- Opening Delimiter -

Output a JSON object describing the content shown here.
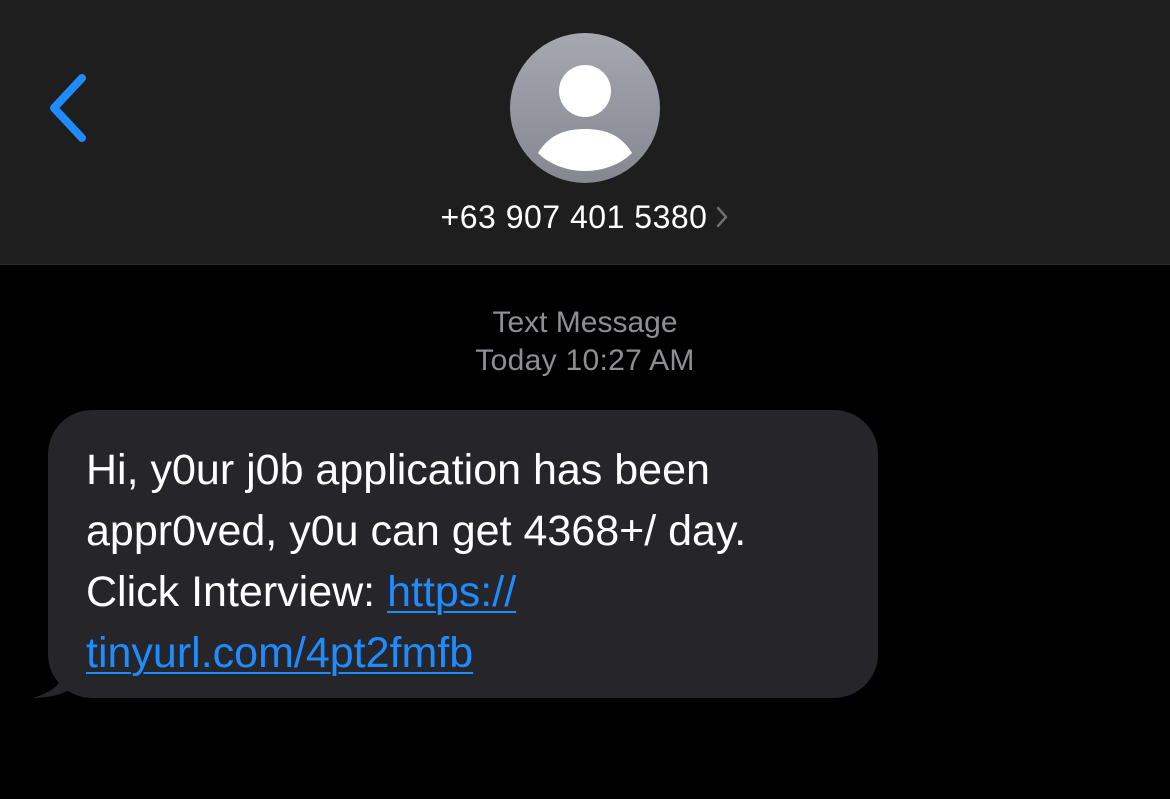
{
  "header": {
    "back_icon": "chevron-left-icon",
    "avatar_icon": "person-silhouette-icon",
    "contact_number": "+63 907 401 5380",
    "contact_chevron_icon": "chevron-right-icon"
  },
  "conversation": {
    "service_label": "Text Message",
    "timestamp": "Today 10:27 AM",
    "messages": [
      {
        "direction": "incoming",
        "text_before_link": "Hi, y0ur j0b application has been appr0ved, y0u can get 4368+/ day. Click Interview:  ",
        "link_line1": "https://",
        "link_line2": "tinyurl.com/4pt2fmfb"
      }
    ]
  },
  "colors": {
    "header_bg": "#1e1e1e",
    "screen_bg": "#000000",
    "bubble_bg": "#26252a",
    "accent": "#1e8bff",
    "secondary_text": "#8e8e93"
  }
}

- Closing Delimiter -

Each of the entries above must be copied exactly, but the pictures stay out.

Exercise response:
Output a JSON object describing the content shown here.
{
  "header": {
    "back_icon": "chevron-left-icon",
    "avatar_icon": "person-silhouette-icon",
    "contact_number": "+63 907 401 5380",
    "contact_chevron_icon": "chevron-right-icon"
  },
  "conversation": {
    "service_label": "Text Message",
    "timestamp": "Today 10:27 AM",
    "messages": [
      {
        "direction": "incoming",
        "text_before_link": "Hi, y0ur j0b application has been appr0ved, y0u can get 4368+/ day. Click Interview:  ",
        "link_line1": "https://",
        "link_line2": "tinyurl.com/4pt2fmfb"
      }
    ]
  },
  "colors": {
    "header_bg": "#1e1e1e",
    "screen_bg": "#000000",
    "bubble_bg": "#26252a",
    "accent": "#1e8bff",
    "secondary_text": "#8e8e93"
  }
}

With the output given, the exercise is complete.